With “Her Body and Other Parties,” Carmen Maria Machado established herself as a writer of inimitable talents. In her memoir, she brings all the same cards to the same table, but this time, it’s personal.
“In the Dream House” recounts a past relationship which was both verbally and physically abusive. The abuser is referred to as “the woman in the dream house.”
Machado is hyper-conscious of the implications of telling such a story. “If your family found out,” she writes, “they’d probably think it proved every idea they’ve ever had about lesbians, and you wish she was a man because then at least it could reinforce ideas about men.”
She draws from queer studies, weaving criticism and theory into the narrative, and meditates on popular depictions of domestic abuse in film and literature. She cites legal cases in which women were presumed to be incapable of abusing a partner, or in which a queer jury member was hesitant to convict another queer woman, despite evidence that this woman had been abusing her partner.

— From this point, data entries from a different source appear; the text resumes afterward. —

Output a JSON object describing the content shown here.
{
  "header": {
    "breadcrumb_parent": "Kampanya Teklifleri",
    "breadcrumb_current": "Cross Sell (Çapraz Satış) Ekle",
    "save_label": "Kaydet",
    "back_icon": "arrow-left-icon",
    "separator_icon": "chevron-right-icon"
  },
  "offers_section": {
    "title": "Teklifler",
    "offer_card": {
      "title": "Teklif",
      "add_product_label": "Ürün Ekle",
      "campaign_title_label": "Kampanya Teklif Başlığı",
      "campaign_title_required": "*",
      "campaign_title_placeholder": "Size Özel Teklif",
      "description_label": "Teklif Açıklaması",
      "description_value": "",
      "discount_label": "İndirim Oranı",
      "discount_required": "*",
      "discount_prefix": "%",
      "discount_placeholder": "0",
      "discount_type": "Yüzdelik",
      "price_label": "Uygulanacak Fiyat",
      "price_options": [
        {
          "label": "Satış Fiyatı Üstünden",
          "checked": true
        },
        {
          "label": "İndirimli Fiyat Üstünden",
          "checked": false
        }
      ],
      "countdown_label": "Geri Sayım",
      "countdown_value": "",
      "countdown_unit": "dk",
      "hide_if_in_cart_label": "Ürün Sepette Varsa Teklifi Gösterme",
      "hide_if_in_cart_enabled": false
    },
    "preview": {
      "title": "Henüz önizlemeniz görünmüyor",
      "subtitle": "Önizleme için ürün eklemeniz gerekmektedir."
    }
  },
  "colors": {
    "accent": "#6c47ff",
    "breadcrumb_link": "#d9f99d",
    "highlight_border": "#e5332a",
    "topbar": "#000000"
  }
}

She references Saidiya Hartman’s idea of “archival silence” in reference to queer stories of domestic abuse. She also cites Louis Bourgeois who writes,“You pile up associations the way you pile up bricks. Memory itself is a form of architecture.”
Architectural metaphors abound. While we typically think of a dream house as a symbol of domestic bliss, Machado refigures it as a place of confinement, and in doing so, destabilizes our understanding of the word dream. While it might commonly be understood to mean ideal or fantasy, in Machado’s memoir, it comes to mean something more like phantasmic.
In “Dream House as Inner Sanctum,” she discusses the preciousness of interior spaces that are all our own, such as the four-walled refuge of a childhood bedroom. She recalls when, as a child, her father removed her doorknob as a punishment.
“When the door was opened, nothing happened,” she writes. “It was just a reminder: nothing, not even the four walls around my body, was mine.”
A sense of Machado’s isolation from herself persists throughout the book. All of the narrations of her experiences with her abuser — which take up the majority of the book — are written in the second person, a subversive choice of point of view for a memoir. But of course Machado’s memoir is anything but traditional. In her use of the second person, Machado both draws us into the story and displays a chilling disavowal of her experience. It is something that happened to some other person, some past version of herself that she cannot own.
If the story titled “Inventory” in “Her Body and Other Parties” was an inventory of sexual partners, “Dream House as Inventory” is an inventory of Machado’s vices and shortcomings. If her short story was a study in pleasure and in communion, her memoir is often a study in self-loathing, and how one person can teach another how to self-loathe with gusto.
Her sensual nature, here, becomes a source of shame. “You’d rather have an orgasm than do most things,” she writes in this litany of everything wrong with her. “The only way you can focus during prolonged meditation is to think about an orgy.”
Machado is often funny, such as when she describes her adolescent religious fanaticism, writing, “When other teenagers were figuring out what good and bad relationships looked like, I was busy being extremely weird: praying a lot, getting obsessed with sexual purity.” And yet the grain of truth beneath such admissions — she didn’t learn what distinguishes a good relationship from a bad one, a healthy one from a non-healthy one — is devastating.
Many of the fragments filter the dream house through various genres. To name a few: stoner comedy, cautionary tale, American gothic, bildungsroman, soap opera and lesbian pulp novel. She explores, with a scholarly tone, the limitations of some genres; the American Gothic is, for example, heteronormative by nature. Other times, she uses the genre label to characterize the story being told. In “Dream House as Sci-Fi Thriller,” for example, she describes falling asleep on a friend’s couch and waking up to an inbox full of infuriated voicemails from her girlfriend.
And then there is the project of the book, which is dream house as memoir. The memoir itself is a house, each fragment a building block, that we experience piece-by-piece but whose power we cannot fully register until stepping away, admiring the gestalt.
In “Dream House as Choose Your Own Adventure,” Machado asks the reader to pick a response to her abuser chiding her for moving around all night and keeping her awake. Options include, “If you apologize profusely, go to page 163,” and “If you tell her to calm down, go to page 166.” The book becomes a puzzle, one which always leads us to the same conclusion.
Through all the playful manipulations of form and essayistic digressions, Machado manages to tell a story: one of a loss of one’s self, as she falls into the traps of her abuser.
And we are along for the descent. Her early descriptions of her abuser are imbued with all of the infatuation of a new relationship. We see how she was blinded; we are blinded ourselves.
“You’re not allowed to write about this,” her girlfriend says to her after one fight. “Don’t you ever write about this.”
In writing about it, Machado brings it into being, fills an archival silence. She builds the dream house so we can step into it and explore all of its dark corners and haunted corridors.
“In the Dream House” will be released Tuesday.
A version of this article appeared in the Monday, Nov. 4, 2019 print edition.
Email Julie Goldberg at [email protected]